§ Task goal: Write out every entry precisely as given, leaving the pictures out.

┄┄┄┄┄┄┄┄┄┄

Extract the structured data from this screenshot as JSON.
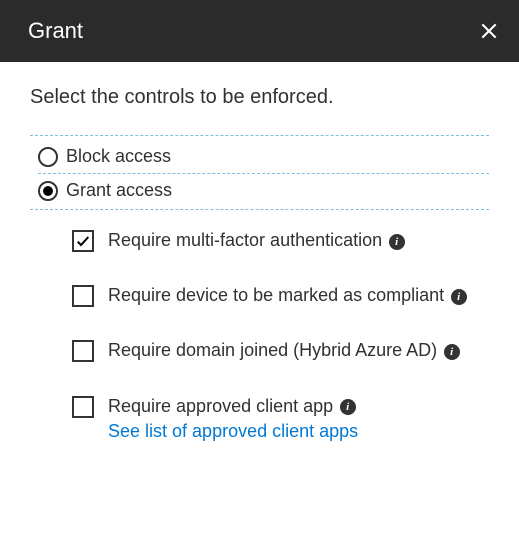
{
  "header": {
    "title": "Grant"
  },
  "intro": "Select the controls to be enforced.",
  "access_mode": {
    "selected": "grant",
    "options": {
      "block": {
        "label": "Block access"
      },
      "grant": {
        "label": "Grant access"
      }
    }
  },
  "controls": [
    {
      "id": "mfa",
      "label": "Require multi-factor authentication",
      "checked": true,
      "has_info": true
    },
    {
      "id": "compliant",
      "label": "Require device to be marked as compliant",
      "checked": false,
      "has_info": true
    },
    {
      "id": "domain",
      "label": "Require domain joined (Hybrid Azure AD)",
      "checked": false,
      "has_info": true
    },
    {
      "id": "approved_app",
      "label": "Require approved client app",
      "checked": false,
      "has_info": true,
      "link": "See list of approved client apps"
    }
  ],
  "info_char": "i"
}
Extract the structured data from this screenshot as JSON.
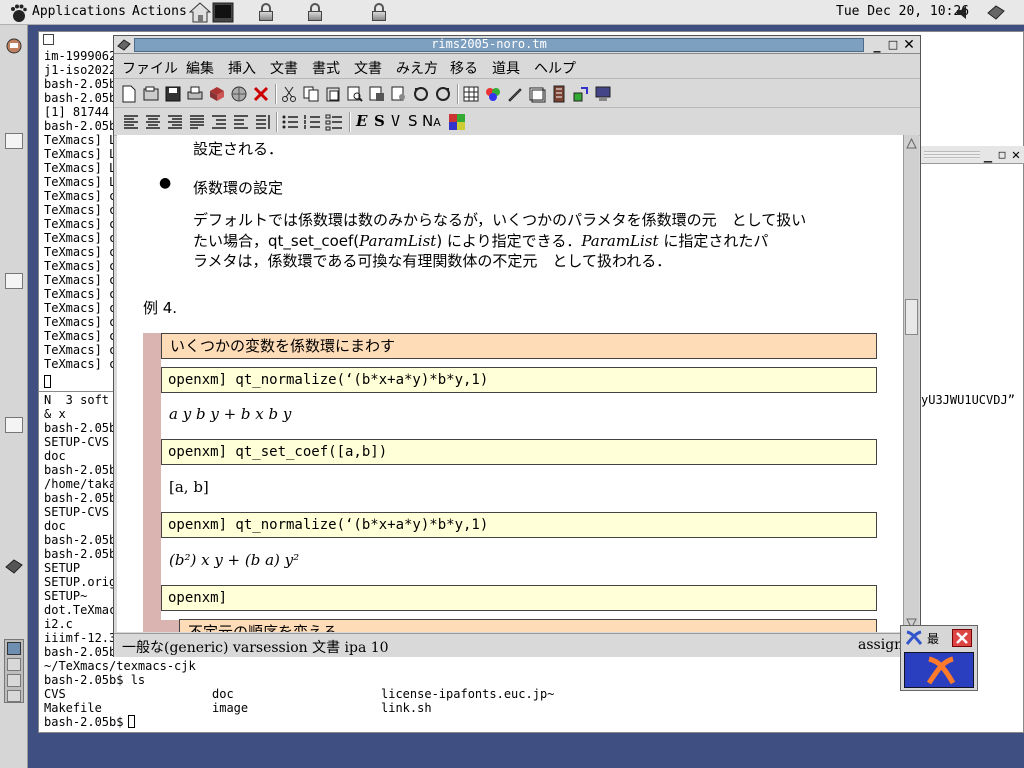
{
  "panel": {
    "applications_label": "Applications",
    "actions_label": "Actions",
    "clock": "Tue Dec 20, 10:26"
  },
  "terminal": {
    "lines_top": [
      "im-1999062",
      "j1-iso2022",
      "bash-2.05b",
      "bash-2.05b",
      "[1] 81744",
      "bash-2.05b",
      "TeXmacs] L",
      "TeXmacs] L",
      "TeXmacs] L",
      "TeXmacs] L",
      "TeXmacs] c",
      "TeXmacs] c",
      "TeXmacs] c",
      "TeXmacs] c",
      "TeXmacs] c",
      "TeXmacs] c",
      "TeXmacs] c",
      "TeXmacs] c",
      "TeXmacs] c",
      "TeXmacs] c",
      "TeXmacs] c",
      "TeXmacs] c",
      "TeXmacs] c"
    ],
    "lines_mid": [
      "N  3 soft",
      "& x",
      "bash-2.05b",
      "SETUP-CVS",
      "doc",
      "bash-2.05b",
      "/home/taka",
      "bash-2.05b",
      "SETUP-CVS",
      "doc",
      "bash-2.05b",
      "bash-2.05b",
      "SETUP",
      "SETUP.orig",
      "SETUP~",
      "dot.TeXmac",
      "i2.c",
      "iiimf-12.3",
      "bash-2.05b"
    ],
    "right_fragment": "yU3JWU1UCVDJ”",
    "bottom": {
      "line1": "~/TeXmacs/texmacs-cjk",
      "line2": "bash-2.05b$ ls",
      "ls_rows": [
        [
          "CVS",
          "doc",
          "license-ipafonts.euc.jp~"
        ],
        [
          "Makefile",
          "image",
          "link.sh"
        ]
      ],
      "prompt": "bash-2.05b$ "
    }
  },
  "texmacs": {
    "title": "rims2005-noro.tm",
    "menu": [
      "ファイル",
      "編集",
      "挿入",
      "文書",
      "書式",
      "文書",
      "みえ方",
      "移る",
      "道具",
      "ヘルプ"
    ],
    "format_chars": [
      "E",
      "S",
      "V",
      "S",
      "N",
      "A"
    ],
    "document": {
      "prev_tail": "設定される．",
      "bullet_heading": "係数環の設定",
      "para_line1": "デフォルトでは係数環は数のみからなるが，いくつかのパラメタを係数環の元　として扱い",
      "para_line2_a": "たい場合，qt_set_coef(",
      "para_line2_italic": "ParamList",
      "para_line2_b": ") により指定できる．",
      "para_line2_italic2": "ParamList",
      "para_line2_c": "に指定されたパ",
      "para_line3": "ラメタは，係数環である可換な有理関数体の不定元　として扱われる．",
      "example_label": "例 4.",
      "session_heading": "いくつかの変数を係数環にまわす",
      "inputs": [
        "openxm] qt_normalize(‘(b*x+a*y)*b*y,1)",
        "openxm] qt_set_coef([a,b])",
        "openxm] qt_normalize(‘(b*x+a*y)*b*y,1)",
        "openxm]"
      ],
      "outputs": [
        "a y b y + b x b y",
        "[a, b]",
        "(b²) x y + (b a) y²"
      ],
      "cut_heading": "不定元の順序を変える"
    },
    "status_left": "一般な(generic) varsession 文書 ipa 10",
    "status_right": "assign"
  },
  "widget": {
    "label": "最"
  }
}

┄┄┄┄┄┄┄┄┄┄

§ Response for this exercise:
Extract the structured data from this screenshot as JSON.
{
  "header": {
    "title": "Grant"
  },
  "intro": "Select the controls to be enforced.",
  "access_mode": {
    "selected": "grant",
    "options": {
      "block": {
        "label": "Block access"
      },
      "grant": {
        "label": "Grant access"
      }
    }
  },
  "controls": [
    {
      "id": "mfa",
      "label": "Require multi-factor authentication",
      "checked": true,
      "has_info": true
    },
    {
      "id": "compliant",
      "label": "Require device to be marked as compliant",
      "checked": false,
      "has_info": true
    },
    {
      "id": "domain",
      "label": "Require domain joined (Hybrid Azure AD)",
      "checked": false,
      "has_info": true
    },
    {
      "id": "approved_app",
      "label": "Require approved client app",
      "checked": false,
      "has_info": true,
      "link": "See list of approved client apps"
    }
  ],
  "info_char": "i"
}
Extract the structured data from this screenshot as JSON.
{
  "panel": {
    "applications_label": "Applications",
    "actions_label": "Actions",
    "clock": "Tue Dec 20, 10:26"
  },
  "terminal": {
    "lines_top": [
      "im-1999062",
      "j1-iso2022",
      "bash-2.05b",
      "bash-2.05b",
      "[1] 81744",
      "bash-2.05b",
      "TeXmacs] L",
      "TeXmacs] L",
      "TeXmacs] L",
      "TeXmacs] L",
      "TeXmacs] c",
      "TeXmacs] c",
      "TeXmacs] c",
      "TeXmacs] c",
      "TeXmacs] c",
      "TeXmacs] c",
      "TeXmacs] c",
      "TeXmacs] c",
      "TeXmacs] c",
      "TeXmacs] c",
      "TeXmacs] c",
      "TeXmacs] c",
      "TeXmacs] c"
    ],
    "lines_mid": [
      "N  3 soft",
      "& x",
      "bash-2.05b",
      "SETUP-CVS",
      "doc",
      "bash-2.05b",
      "/home/taka",
      "bash-2.05b",
      "SETUP-CVS",
      "doc",
      "bash-2.05b",
      "bash-2.05b",
      "SETUP",
      "SETUP.orig",
      "SETUP~",
      "dot.TeXmac",
      "i2.c",
      "iiimf-12.3",
      "bash-2.05b"
    ],
    "right_fragment": "yU3JWU1UCVDJ”",
    "bottom": {
      "line1": "~/TeXmacs/texmacs-cjk",
      "line2": "bash-2.05b$ ls",
      "ls_rows": [
        [
          "CVS",
          "doc",
          "license-ipafonts.euc.jp~"
        ],
        [
          "Makefile",
          "image",
          "link.sh"
        ]
      ],
      "prompt": "bash-2.05b$ "
    }
  },
  "texmacs": {
    "title": "rims2005-noro.tm",
    "menu": [
      "ファイル",
      "編集",
      "挿入",
      "文書",
      "書式",
      "文書",
      "みえ方",
      "移る",
      "道具",
      "ヘルプ"
    ],
    "format_chars": [
      "E",
      "S",
      "V",
      "S",
      "N",
      "A"
    ],
    "document": {
      "prev_tail": "設定される．",
      "bullet_heading": "係数環の設定",
      "para_line1": "デフォルトでは係数環は数のみからなるが，いくつかのパラメタを係数環の元　として扱い",
      "para_line2_a": "たい場合，qt_set_coef(",
      "para_line2_italic": "ParamList",
      "para_line2_b": ") により指定できる．",
      "para_line2_italic2": "ParamList",
      "para_line2_c": "に指定されたパ",
      "para_line3": "ラメタは，係数環である可換な有理関数体の不定元　として扱われる．",
      "example_label": "例 4.",
      "session_heading": "いくつかの変数を係数環にまわす",
      "inputs": [
        "openxm] qt_normalize(‘(b*x+a*y)*b*y,1)",
        "openxm] qt_set_coef([a,b])",
        "openxm] qt_normalize(‘(b*x+a*y)*b*y,1)",
        "openxm]"
      ],
      "outputs": [
        "a y b y + b x b y",
        "[a, b]",
        "(b²) x y + (b a) y²"
      ],
      "cut_heading": "不定元の順序を変える"
    },
    "status_left": "一般な(generic) varsession 文書 ipa 10",
    "status_right": "assign"
  },
  "widget": {
    "label": "最"
  }
}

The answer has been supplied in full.